Maria Woy, my aunt, babysitter, and above all, trusted friend, has recently retired from nursing in post-cardiac care, where she witnessed how mental health affected her patients’ treatment and healing. She also knows how the simple act of commuting to and from work in a city like Vancouver can have a negative effect on your mental health and test your nerves like nothing else. Recent structural changes within our society and calls for maintaining space between us inevitably mean that the once-crowded places in our city can now provide some room to breathe—whether it means allowing us the time and space to enjoy the beautiful views on our drive home or to do the things we may not have had the time to do before.
Limit pandemic news
Relentlessly occupied, Dr. Holuszko is a professor, a researcher, and a professional engineer, on top of being my rock—my mother. Time is not always on her side as she chases industrial and academic deadlines that still need to be met throughout the crisis. Staying informed on current events is paramount to her as she readjusts her work and her methods of instruction to stay within the changing rules and restrictions.

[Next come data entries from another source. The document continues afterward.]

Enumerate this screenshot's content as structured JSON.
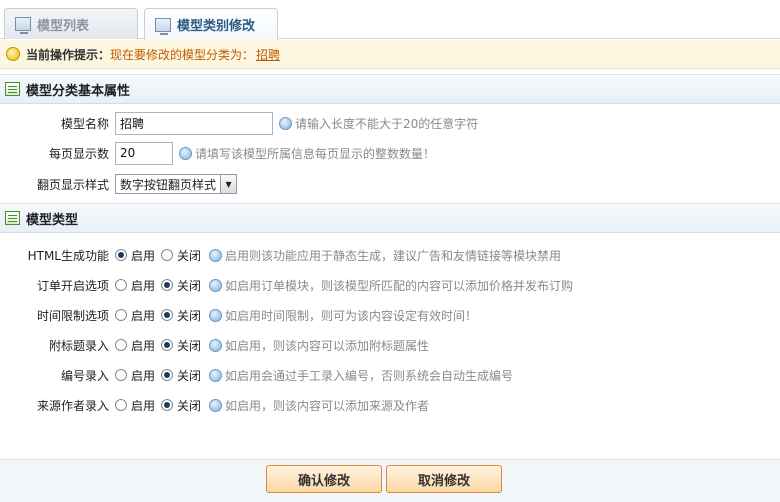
{
  "tabs": [
    {
      "label": "模型列表",
      "active": false
    },
    {
      "label": "模型类别修改",
      "active": true
    }
  ],
  "tip": {
    "label": "当前操作提示：",
    "text": "现在要修改的模型分类为：",
    "value": "招聘"
  },
  "basic_section": {
    "title": "模型分类基本属性",
    "fields": {
      "name": {
        "label": "模型名称",
        "value": "招聘",
        "help": "请输入长度不能大于20的任意字符"
      },
      "per_page": {
        "label": "每页显示数",
        "value": "20",
        "help": "请填写该模型所属信息每页显示的整数数量！"
      },
      "paging": {
        "label": "翻页显示样式",
        "selected": "数字按钮翻页样式"
      }
    }
  },
  "type_section": {
    "title": "模型类型",
    "on_label": "启用",
    "off_label": "关闭",
    "rows": [
      {
        "label": "HTML生成功能",
        "enabled": true,
        "help": "启用则该功能应用于静态生成，建议广告和友情链接等模块禁用"
      },
      {
        "label": "订单开启选项",
        "enabled": false,
        "help": "如启用订单模块，则该模型所匹配的内容可以添加价格并发布订购"
      },
      {
        "label": "时间限制选项",
        "enabled": false,
        "help": "如启用时间限制，则可为该内容设定有效时间！"
      },
      {
        "label": "附标题录入",
        "enabled": false,
        "help": "如启用，则该内容可以添加附标题属性"
      },
      {
        "label": "编号录入",
        "enabled": false,
        "help": "如启用会通过手工录入编号，否则系统会自动生成编号"
      },
      {
        "label": "来源作者录入",
        "enabled": false,
        "help": "如启用，则该内容可以添加来源及作者"
      }
    ]
  },
  "buttons": {
    "confirm": "确认修改",
    "cancel": "取消修改"
  }
}
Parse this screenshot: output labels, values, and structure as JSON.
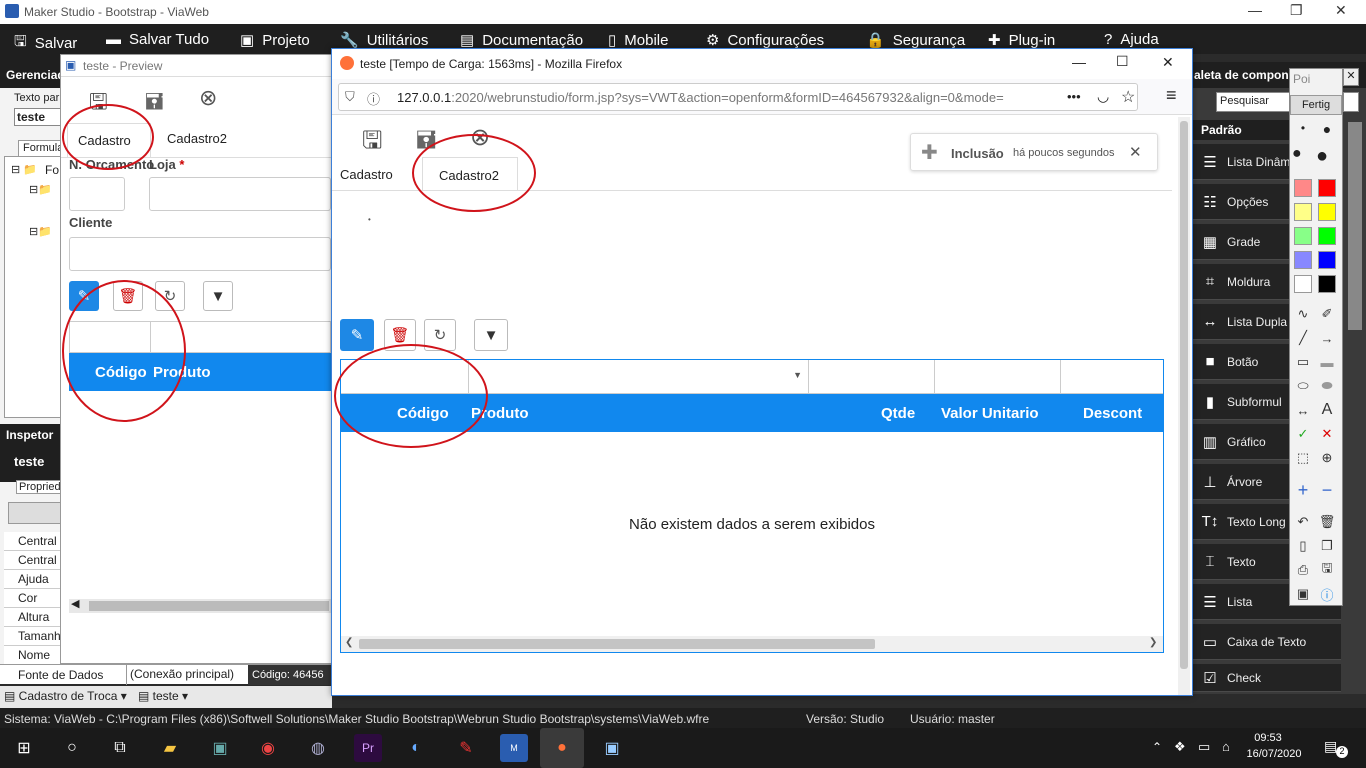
{
  "app": {
    "title": "Maker Studio - Bootstrap - ViaWeb"
  },
  "menu": [
    {
      "label": "Salvar",
      "icon": "save-icon"
    },
    {
      "label": "Salvar Tudo",
      "icon": "save-all-icon"
    },
    {
      "label": "Projeto",
      "icon": "project-icon"
    },
    {
      "label": "Utilitários",
      "icon": "wrench-icon"
    },
    {
      "label": "Documentação",
      "icon": "document-icon"
    },
    {
      "label": "Mobile",
      "icon": "mobile-icon"
    },
    {
      "label": "Configurações",
      "icon": "gear-icon"
    },
    {
      "label": "Segurança",
      "icon": "lock-icon"
    },
    {
      "label": "Plug-in",
      "icon": "puzzle-icon"
    },
    {
      "label": "Ajuda",
      "icon": "help-icon"
    }
  ],
  "left": {
    "manager_label": "Gerenciad",
    "text_label": "Texto par",
    "text_value": "teste",
    "tab": "Formula",
    "tree_root": "Fo",
    "inspector": "Inspetor",
    "inspector_name": "teste",
    "props_tab": "Propried",
    "props": [
      "Central",
      "Central",
      "Ajuda",
      "Cor",
      "Altura",
      "Tamanh",
      "Nome"
    ],
    "datasource_label": "Fonte de Dados",
    "datasource_value": "(Conexão principal)",
    "code_label": "Código:",
    "code_value": "46456"
  },
  "preview": {
    "title": "teste - Preview",
    "tabs": [
      "Cadastro",
      "Cadastro2"
    ],
    "field1": "N. Orcamento",
    "field2": "Loja",
    "required": "*",
    "field3": "Cliente",
    "grid_col1": "Código",
    "grid_col2": "Produto"
  },
  "firefox": {
    "title": "teste [Tempo de Carga: 1563ms] - Mozilla Firefox",
    "url_host": "127.0.0.1",
    "url_rest": ":2020/webrunstudio/form.jsp?sys=VWT&action=openform&formID=464567932&align=0&mode=",
    "url_more": "•••",
    "tabs": [
      "Cadastro",
      "Cadastro2"
    ],
    "toast_title": "Inclusão",
    "toast_time": "há poucos segundos",
    "grid_cols": [
      "Código",
      "Produto",
      "Qtde",
      "Valor Unitario",
      "Descont"
    ],
    "empty_msg": "Não existem dados a serem exibidos",
    "dot": "•"
  },
  "palette_panel": {
    "title": "aleta de compone",
    "section": "Padrão",
    "search_btn": "Pesquisar",
    "items": [
      "Lista Dinâm",
      "Opções",
      "Grade",
      "Moldura",
      "Lista Dupla",
      "Botão",
      "Subformul",
      "Gráfico",
      "Árvore",
      "Texto Long",
      "Texto",
      "Lista",
      "Caixa de Texto",
      "Check"
    ]
  },
  "draw_tool": {
    "label": "Poi",
    "close_btn": "Fertig",
    "text_tool": "A"
  },
  "bottom": {
    "form_tab": "Cadastro de Troca",
    "form_tab2": "teste"
  },
  "status": {
    "system": "Sistema: ViaWeb - C:\\Program Files (x86)\\Softwell Solutions\\Maker Studio Bootstrap\\Webrun Studio Bootstrap\\systems\\ViaWeb.wfre",
    "version": "Versão: Studio",
    "user": "Usuário: master"
  },
  "taskbar": {
    "time": "09:53",
    "date": "16/07/2020",
    "notif": "2"
  },
  "colors": {
    "accent": "#1188ee",
    "annotation": "#d0141b",
    "taskbar": "#1a1a1a"
  }
}
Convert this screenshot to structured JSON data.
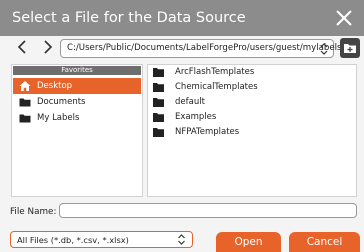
{
  "window": {
    "title": "Select a File for the Data Source"
  },
  "nav": {
    "path": "C:/Users/Public/Documents/LabelForgePro/users/guest/mylabels"
  },
  "sidebar": {
    "header": "Favorites",
    "items": [
      {
        "label": "Desktop",
        "icon": "home-icon",
        "selected": true
      },
      {
        "label": "Documents",
        "icon": "folder-icon",
        "selected": false
      },
      {
        "label": "My Labels",
        "icon": "folder-icon",
        "selected": false
      }
    ]
  },
  "files": [
    {
      "name": "ArcFlashTemplates",
      "icon": "folder-icon"
    },
    {
      "name": "ChemicalTemplates",
      "icon": "folder-icon"
    },
    {
      "name": "default",
      "icon": "folder-icon"
    },
    {
      "name": "Examples",
      "icon": "folder-icon"
    },
    {
      "name": "NFPATemplates",
      "icon": "folder-icon"
    }
  ],
  "filename": {
    "label": "File Name:",
    "value": ""
  },
  "filter": {
    "selected": "All Files (*.db, *.csv, *.xlsx)"
  },
  "buttons": {
    "open": "Open",
    "cancel": "Cancel"
  },
  "colors": {
    "titlebar": "#8c8c8c",
    "accent": "#e8632a",
    "sidebar_header": "#6e6e6e"
  }
}
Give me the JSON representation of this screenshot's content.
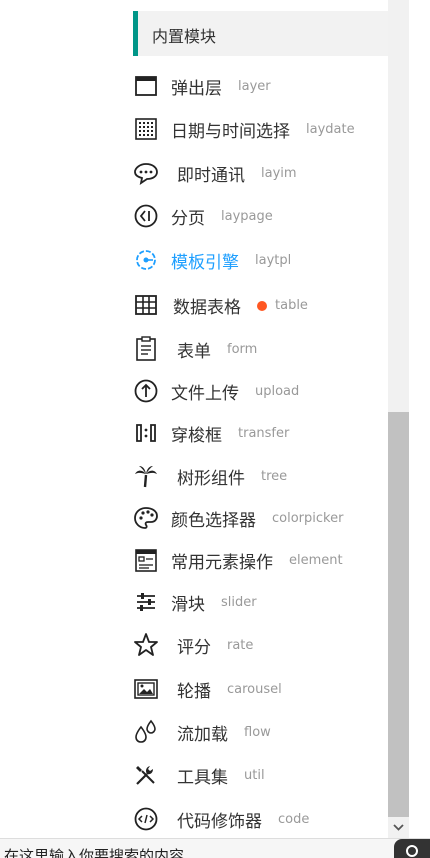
{
  "section": {
    "title": "内置模块"
  },
  "items": [
    {
      "zh": "弹出层",
      "en": "layer",
      "icon": "window-icon",
      "active": false,
      "dot": false
    },
    {
      "zh": "日期与时间选择",
      "en": "laydate",
      "icon": "calendar-icon",
      "active": false,
      "dot": false
    },
    {
      "zh": "即时通讯",
      "en": "layim",
      "icon": "chat-bubble-icon",
      "active": false,
      "dot": false
    },
    {
      "zh": "分页",
      "en": "laypage",
      "icon": "page-prev-icon",
      "active": false,
      "dot": false
    },
    {
      "zh": "模板引擎",
      "en": "laytpl",
      "icon": "template-gear-icon",
      "active": true,
      "dot": false
    },
    {
      "zh": "数据表格",
      "en": "table",
      "icon": "table-grid-icon",
      "active": false,
      "dot": true
    },
    {
      "zh": "表单",
      "en": "form",
      "icon": "form-clipboard-icon",
      "active": false,
      "dot": false
    },
    {
      "zh": "文件上传",
      "en": "upload",
      "icon": "upload-arrow-icon",
      "active": false,
      "dot": false
    },
    {
      "zh": "穿梭框",
      "en": "transfer",
      "icon": "transfer-icon",
      "active": false,
      "dot": false
    },
    {
      "zh": "树形组件",
      "en": "tree",
      "icon": "palm-tree-icon",
      "active": false,
      "dot": false
    },
    {
      "zh": "颜色选择器",
      "en": "colorpicker",
      "icon": "palette-icon",
      "active": false,
      "dot": false
    },
    {
      "zh": "常用元素操作",
      "en": "element",
      "icon": "element-doc-icon",
      "active": false,
      "dot": false
    },
    {
      "zh": "滑块",
      "en": "slider",
      "icon": "slider-icon",
      "active": false,
      "dot": false
    },
    {
      "zh": "评分",
      "en": "rate",
      "icon": "star-icon",
      "active": false,
      "dot": false
    },
    {
      "zh": "轮播",
      "en": "carousel",
      "icon": "image-carousel-icon",
      "active": false,
      "dot": false
    },
    {
      "zh": "流加载",
      "en": "flow",
      "icon": "drops-icon",
      "active": false,
      "dot": false
    },
    {
      "zh": "工具集",
      "en": "util",
      "icon": "tools-icon",
      "active": false,
      "dot": false
    },
    {
      "zh": "代码修饰器",
      "en": "code",
      "icon": "code-icon",
      "active": false,
      "dot": false
    }
  ],
  "colors": {
    "accent": "#009688",
    "active": "#1e9fff",
    "dot": "#ff5722"
  },
  "footer": {
    "text": "在这里输入你要搜索的内容"
  }
}
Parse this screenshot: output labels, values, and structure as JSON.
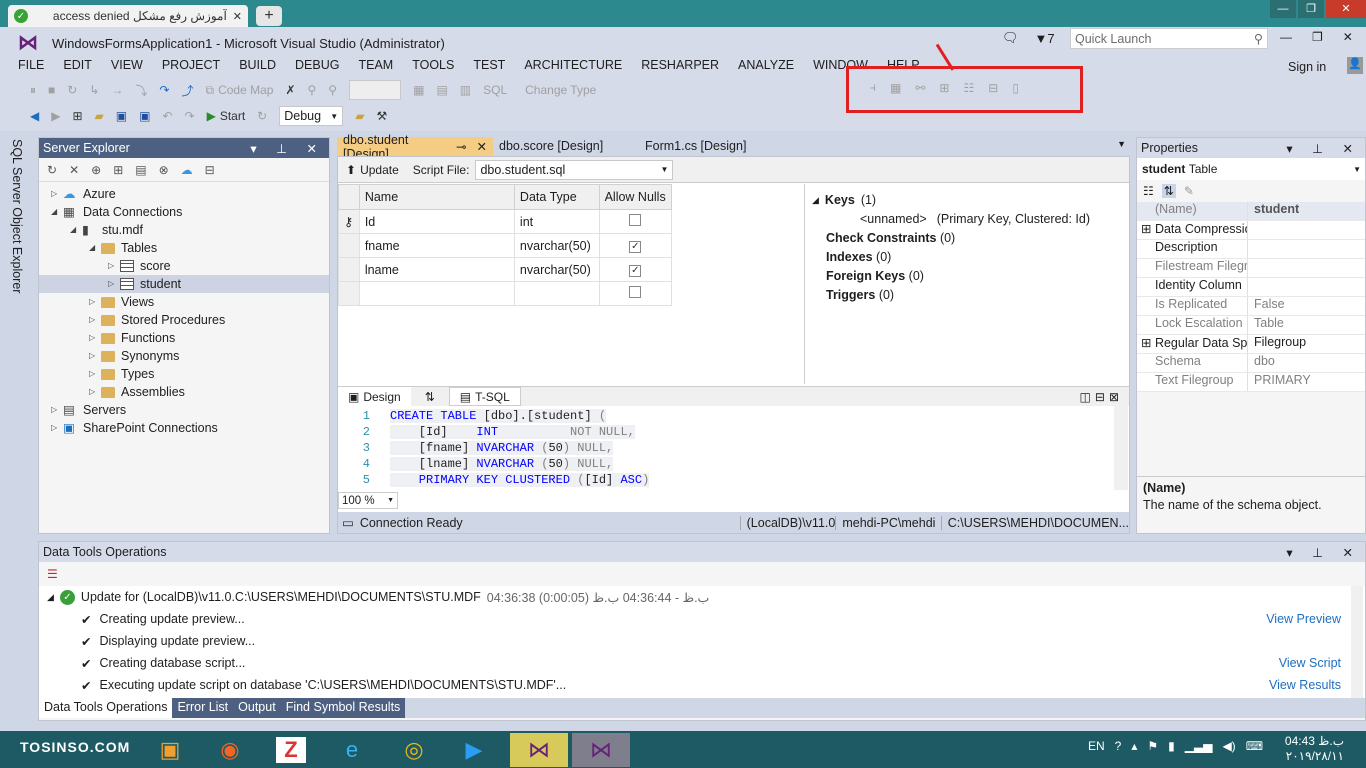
{
  "browser": {
    "tab_title": "آموزش رفع مشکل access denied",
    "new_tab": "+",
    "win_min": "—",
    "win_max": "❐",
    "win_close": "✕"
  },
  "vs": {
    "title": "WindowsFormsApplication1 - Microsoft Visual Studio (Administrator)",
    "notif_count": "7",
    "quick_launch_placeholder": "Quick Launch",
    "sign_in": "Sign in",
    "menu": [
      "FILE",
      "EDIT",
      "VIEW",
      "PROJECT",
      "BUILD",
      "DEBUG",
      "TEAM",
      "TOOLS",
      "TEST",
      "ARCHITECTURE",
      "RESHARPER",
      "ANALYZE",
      "WINDOW",
      "HELP"
    ],
    "toolbar": {
      "code_map": "Code Map",
      "change_type": "Change Type",
      "start": "Start",
      "config": "Debug"
    }
  },
  "side_tab": "SQL Server Object Explorer",
  "server_explorer": {
    "title": "Server Explorer",
    "tree": [
      {
        "label": "Azure",
        "level": 0,
        "icon": "cloud-icon",
        "arrow": "▷"
      },
      {
        "label": "Data Connections",
        "level": 0,
        "icon": "database-icon",
        "arrow": "◢"
      },
      {
        "label": "stu.mdf",
        "level": 1,
        "icon": "database-file-icon",
        "arrow": "◢"
      },
      {
        "label": "Tables",
        "level": 2,
        "icon": "folder-icon",
        "arrow": "◢"
      },
      {
        "label": "score",
        "level": 3,
        "icon": "table-icon",
        "arrow": "▷"
      },
      {
        "label": "student",
        "level": 3,
        "icon": "table-icon",
        "arrow": "▷",
        "selected": true
      },
      {
        "label": "Views",
        "level": 2,
        "icon": "folder-icon",
        "arrow": "▷"
      },
      {
        "label": "Stored Procedures",
        "level": 2,
        "icon": "folder-icon",
        "arrow": "▷"
      },
      {
        "label": "Functions",
        "level": 2,
        "icon": "folder-icon",
        "arrow": "▷"
      },
      {
        "label": "Synonyms",
        "level": 2,
        "icon": "folder-icon",
        "arrow": "▷"
      },
      {
        "label": "Types",
        "level": 2,
        "icon": "folder-icon",
        "arrow": "▷"
      },
      {
        "label": "Assemblies",
        "level": 2,
        "icon": "folder-icon",
        "arrow": "▷"
      },
      {
        "label": "Servers",
        "level": 0,
        "icon": "server-icon",
        "arrow": "▷"
      },
      {
        "label": "SharePoint Connections",
        "level": 0,
        "icon": "sharepoint-icon",
        "arrow": "▷"
      }
    ]
  },
  "doc_tabs": [
    "dbo.student [Design]",
    "dbo.score [Design]",
    "Form1.cs [Design]"
  ],
  "designer": {
    "update": "Update",
    "script_file_label": "Script File:",
    "script_file": "dbo.student.sql",
    "columns": [
      "Name",
      "Data Type",
      "Allow Nulls"
    ],
    "rows": [
      {
        "name": "Id",
        "type": "int",
        "nulls": false,
        "key": true
      },
      {
        "name": "fname",
        "type": "nvarchar(50)",
        "nulls": true
      },
      {
        "name": "lname",
        "type": "nvarchar(50)",
        "nulls": true
      },
      {
        "name": "",
        "type": "",
        "nulls": false
      }
    ],
    "keys": {
      "label": "Keys",
      "count": "(1)",
      "item": "<unnamed>",
      "item_desc": "(Primary Key, Clustered: Id)"
    },
    "sections": [
      {
        "label": "Check Constraints",
        "count": "(0)"
      },
      {
        "label": "Indexes",
        "count": "(0)"
      },
      {
        "label": "Foreign Keys",
        "count": "(0)"
      },
      {
        "label": "Triggers",
        "count": "(0)"
      }
    ],
    "pane_tabs": {
      "design": "Design",
      "swap": "⇅",
      "tsql": "T-SQL"
    },
    "code_lines": [
      {
        "n": "1",
        "parts": [
          [
            "kw",
            "CREATE TABLE "
          ],
          [
            "",
            "[dbo]."
          ],
          [
            "",
            "[student] "
          ],
          [
            "gr",
            "("
          ]
        ]
      },
      {
        "n": "2",
        "parts": [
          [
            "",
            "    [Id]    "
          ],
          [
            "kw",
            "INT"
          ],
          [
            "gr",
            "          NOT NULL,"
          ]
        ]
      },
      {
        "n": "3",
        "parts": [
          [
            "",
            "    [fname] "
          ],
          [
            "kw",
            "NVARCHAR "
          ],
          [
            "gr",
            "("
          ],
          [
            "",
            "50"
          ],
          [
            "gr",
            ") NULL,"
          ]
        ]
      },
      {
        "n": "4",
        "parts": [
          [
            "",
            "    [lname] "
          ],
          [
            "kw",
            "NVARCHAR "
          ],
          [
            "gr",
            "("
          ],
          [
            "",
            "50"
          ],
          [
            "gr",
            ") NULL,"
          ]
        ]
      },
      {
        "n": "5",
        "parts": [
          [
            "kw",
            "    PRIMARY KEY CLUSTERED "
          ],
          [
            "gr",
            "("
          ],
          [
            "",
            "[Id] "
          ],
          [
            "kw",
            "ASC"
          ],
          [
            "gr",
            ")"
          ]
        ]
      }
    ],
    "zoom": "100 %",
    "status": {
      "ready": "Connection Ready",
      "server": "(LocalDB)\\v11.0",
      "user": "mehdi-PC\\mehdi",
      "path": "C:\\USERS\\MEHDI\\DOCUMEN..."
    }
  },
  "properties": {
    "title": "Properties",
    "object": "student",
    "object_type": "Table",
    "rows": [
      {
        "k": "(Name)",
        "v": "student",
        "dim": true,
        "bold": true
      },
      {
        "k": "Data Compressio",
        "v": "",
        "expand": true
      },
      {
        "k": "Description",
        "v": ""
      },
      {
        "k": "Filestream Filegro",
        "v": "",
        "dim": true
      },
      {
        "k": "Identity Column",
        "v": ""
      },
      {
        "k": "Is Replicated",
        "v": "False",
        "dim": true
      },
      {
        "k": "Lock Escalation",
        "v": "Table",
        "dim": true
      },
      {
        "k": "Regular Data Spa",
        "v": "Filegroup",
        "expand": true
      },
      {
        "k": "Schema",
        "v": "dbo",
        "dim": true
      },
      {
        "k": "Text Filegroup",
        "v": "PRIMARY",
        "dim": true
      }
    ],
    "desc_title": "(Name)",
    "desc_text": "The name of the schema object."
  },
  "data_tools": {
    "title": "Data Tools Operations",
    "header": "Update for (LocalDB)\\v11.0.C:\\USERS\\MEHDI\\DOCUMENTS\\STU.MDF",
    "header_time": "04:36:38 ب.ظ - 04:36:44 ب.ظ (0:00:05)",
    "ops": [
      {
        "label": "Creating update preview...",
        "link": "View Preview"
      },
      {
        "label": "Displaying update preview...",
        "link": ""
      },
      {
        "label": "Creating database script...",
        "link": "View Script"
      },
      {
        "label": "Executing update script on database 'C:\\USERS\\MEHDI\\DOCUMENTS\\STU.MDF'...",
        "link": "View Results"
      }
    ],
    "bottom_tabs": [
      "Data Tools Operations",
      "Error List",
      "Output",
      "Find Symbol Results"
    ]
  },
  "taskbar": {
    "watermark": "TOSINSO.COM",
    "lang": "EN",
    "time": "04:43 ب.ظ",
    "date": "۲۰۱۹/۲۸/۱۱"
  }
}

This, however, requires an active approach to make sure that you’re sifting through the right information, so she suggests to “narrow down your most trusted sources, be critical of headlines, and watch the news no more than once a day.” When asked where she turns for information, she shares her preference for “fact-based sources that do not leave room for ambiguity,” including Johns Hopkins University, the New York Times, and the BBC. Facts, even though they may seem daunting, are far easier to digest than articles that tend to offer sensationalized headlines and fragmented personal opinions.
Get up, get dressed, and get going
While much of the world shut down, there were many who continued to physically show up to work, day after day, quietly commuting to and from. One of these people is my husband, an electrician. Work still needs to be done; homes, cars, and roads need to be fixed. So how do these people who keep the wheels of society oiled and running—tradespeople, grocery store clerks, delivery drivers—keep going while the world seems to crumble around them? “You just have to keep going,” says my husband, reminding me how important it is to slow down and to focus on what is right in front of you, “because what is the point of worrying about things that are beyond your control?” And so, by getting up, getting ready for the day, and getting something done, you can feel in control and productive.
Think happy thoughts
Perhaps some of the most honest and candid advice I ever get comes from my wise-beyond-his-years, five-year-old son. When I first held this little human in my arms, I started to understand how delicate and how beautiful this world can be. My child’s honest, effervescent, and unguarded approach to life constantly reminds me of the power of the present and the importance of noticing the little things that bring joy into the simplest tasks. When I asked him what we could do if we find ourselves worrying too much about what is going on in the world, my son offers wise words: “Just wash your hands really well and try not to think about it. Think about something that makes you happy instead—like a hug.” He inspires me to pay attention to and emphasize all the goodness around us and to remember what and whom you love.
Take care of yourself. Know that you are not alone. And, wash your hands..
Marta Orellana lives in North Vancouver, BC. She has been a copy editor and proofreader for five years, specializing primarily in academic and technical writing. Marta is also a French Immersion teacher and a polyglot, whose love of language is what has driven her appreciation for the written word.
Meagan Kus is a freelance copy editor and proofreader with a 20-year background in arts administration.
Image by Unsplash